Brownfield development of Merwede in Utrecht, aiming sustainability

Brownfield development of Merwede in Utrecht, aiming sustainability

Merwede is a neighbourhood in Utrecht, one of the fastest growing cities in the Netherlands. An old industrial area, it is now undergoing a transformation process based on urban planning criteria that puts clean and shared mobility ahead of the existing prioritisation of road traffic.The demolition works have begun in 2020 and the final project includes sustainable housing for around 12,000 people (the first residents are expected to move in by 2024). The new neighbourhood of Merwede will enable residents to access all the services on foot or using bicycles. It aims also to become the most sustainable city possible. The key elements of this smart, sustainable urban development initiative are the following:

To become a car-free neighborhood

In Merwede, it is estimated that there will only be three spaces for every 10 households reserved for cars and 300 of these will be for shared vehicles. There will be networks and services in place for shared cars and bicycles, with plans for an entire public transport system that will connect the neighbourhood with the whole of the Netherlands. The challenge is obvious: instead of one (or more) cars per household, there will be one car for every three households, which will free the streets of traffic and parking spaces. The heart of the district itself will be a car-free zone.

Walking, cycling, public transport

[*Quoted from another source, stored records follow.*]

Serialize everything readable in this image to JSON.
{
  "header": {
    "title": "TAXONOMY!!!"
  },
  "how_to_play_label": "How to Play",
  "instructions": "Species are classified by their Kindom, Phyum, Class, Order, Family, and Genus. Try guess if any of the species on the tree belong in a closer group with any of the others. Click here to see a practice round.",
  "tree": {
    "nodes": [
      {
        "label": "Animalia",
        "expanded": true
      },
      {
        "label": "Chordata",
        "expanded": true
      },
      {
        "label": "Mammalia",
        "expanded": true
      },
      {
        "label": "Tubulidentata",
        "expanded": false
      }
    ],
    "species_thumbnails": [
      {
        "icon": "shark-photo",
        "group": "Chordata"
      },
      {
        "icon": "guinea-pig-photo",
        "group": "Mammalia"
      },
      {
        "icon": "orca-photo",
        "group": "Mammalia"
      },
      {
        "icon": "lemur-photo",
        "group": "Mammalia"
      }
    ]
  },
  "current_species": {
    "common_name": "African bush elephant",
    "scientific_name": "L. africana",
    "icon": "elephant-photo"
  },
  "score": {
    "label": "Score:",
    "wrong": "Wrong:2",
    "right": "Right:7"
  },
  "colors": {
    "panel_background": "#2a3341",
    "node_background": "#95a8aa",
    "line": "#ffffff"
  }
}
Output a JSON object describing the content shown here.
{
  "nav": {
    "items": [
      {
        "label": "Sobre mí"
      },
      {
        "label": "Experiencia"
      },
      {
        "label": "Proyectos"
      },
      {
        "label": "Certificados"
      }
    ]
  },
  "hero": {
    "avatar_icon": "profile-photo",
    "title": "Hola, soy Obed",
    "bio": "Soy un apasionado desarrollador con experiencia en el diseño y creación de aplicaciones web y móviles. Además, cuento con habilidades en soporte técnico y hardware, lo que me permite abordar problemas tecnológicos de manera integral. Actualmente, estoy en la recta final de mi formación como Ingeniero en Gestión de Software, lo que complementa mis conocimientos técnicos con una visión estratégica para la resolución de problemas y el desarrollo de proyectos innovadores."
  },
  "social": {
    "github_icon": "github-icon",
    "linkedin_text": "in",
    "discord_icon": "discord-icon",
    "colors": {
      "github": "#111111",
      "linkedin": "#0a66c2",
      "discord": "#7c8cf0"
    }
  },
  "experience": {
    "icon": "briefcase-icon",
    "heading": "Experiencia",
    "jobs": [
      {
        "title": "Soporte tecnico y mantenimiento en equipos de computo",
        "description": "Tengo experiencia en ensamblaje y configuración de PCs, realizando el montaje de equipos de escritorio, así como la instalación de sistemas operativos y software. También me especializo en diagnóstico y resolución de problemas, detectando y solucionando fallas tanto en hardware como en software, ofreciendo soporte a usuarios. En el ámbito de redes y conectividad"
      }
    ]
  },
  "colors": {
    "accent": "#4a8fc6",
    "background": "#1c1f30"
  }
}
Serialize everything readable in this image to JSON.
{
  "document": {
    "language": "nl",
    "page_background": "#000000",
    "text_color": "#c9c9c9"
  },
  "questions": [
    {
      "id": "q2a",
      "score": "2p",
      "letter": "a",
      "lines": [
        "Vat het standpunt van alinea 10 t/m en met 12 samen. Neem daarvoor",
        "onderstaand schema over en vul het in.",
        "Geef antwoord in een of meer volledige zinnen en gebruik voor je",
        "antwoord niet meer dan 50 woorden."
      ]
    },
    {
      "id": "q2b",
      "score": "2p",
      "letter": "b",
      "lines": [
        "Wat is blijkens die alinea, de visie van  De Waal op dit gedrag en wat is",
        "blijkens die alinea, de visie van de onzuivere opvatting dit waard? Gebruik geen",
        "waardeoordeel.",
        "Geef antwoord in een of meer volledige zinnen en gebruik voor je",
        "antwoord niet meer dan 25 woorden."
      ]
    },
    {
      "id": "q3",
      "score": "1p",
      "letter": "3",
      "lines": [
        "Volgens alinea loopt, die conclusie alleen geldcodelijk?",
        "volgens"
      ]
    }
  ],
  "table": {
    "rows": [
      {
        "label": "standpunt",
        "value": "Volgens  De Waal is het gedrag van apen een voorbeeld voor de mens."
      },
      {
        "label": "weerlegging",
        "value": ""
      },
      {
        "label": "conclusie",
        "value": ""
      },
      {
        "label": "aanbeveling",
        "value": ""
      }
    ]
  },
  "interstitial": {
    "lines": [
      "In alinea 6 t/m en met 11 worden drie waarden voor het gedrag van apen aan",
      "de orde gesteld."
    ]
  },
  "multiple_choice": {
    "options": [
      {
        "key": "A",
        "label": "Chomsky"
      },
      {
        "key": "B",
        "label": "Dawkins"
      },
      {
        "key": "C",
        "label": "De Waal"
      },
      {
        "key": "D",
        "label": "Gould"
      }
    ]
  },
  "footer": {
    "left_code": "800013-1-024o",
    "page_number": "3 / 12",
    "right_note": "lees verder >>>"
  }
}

Instead of cars, the project designers are looking to further boost the use of bicycles in Merwede. The new city district of Merwede is a good start for a shift from cars to cycling and walking and from private ownership to sharing. Apart from reducing pollution, cycling can help to reduce stress and the risk of chronic diseases such as heart disease, type-2 diabetes and strokes. Furthermore, bike-friendly cities can also increase the safety of cyclists. Therefore, the city council wants cycling to be even more attractive for these and other citizens and Utrecht’s mobility policy has this transport system as its central theme.

Gardens and solar panel rooftops to save energy

Instead of areas reserved for parking vehicles, Merwede will have lots of green areas and public spaces. In fact, every block that is built in this area will have an interior garden and the idea is for many of them to be accessible to all residents. All services are planned to be within a short distance, so people can go shopping, work and practice sports in the neighbourhood and relax on a terrace in one of the city’s squares without having to use their cars.Greenery and solar panels will be installed on roofs, with the aim of making the neighbourhood more sustainable.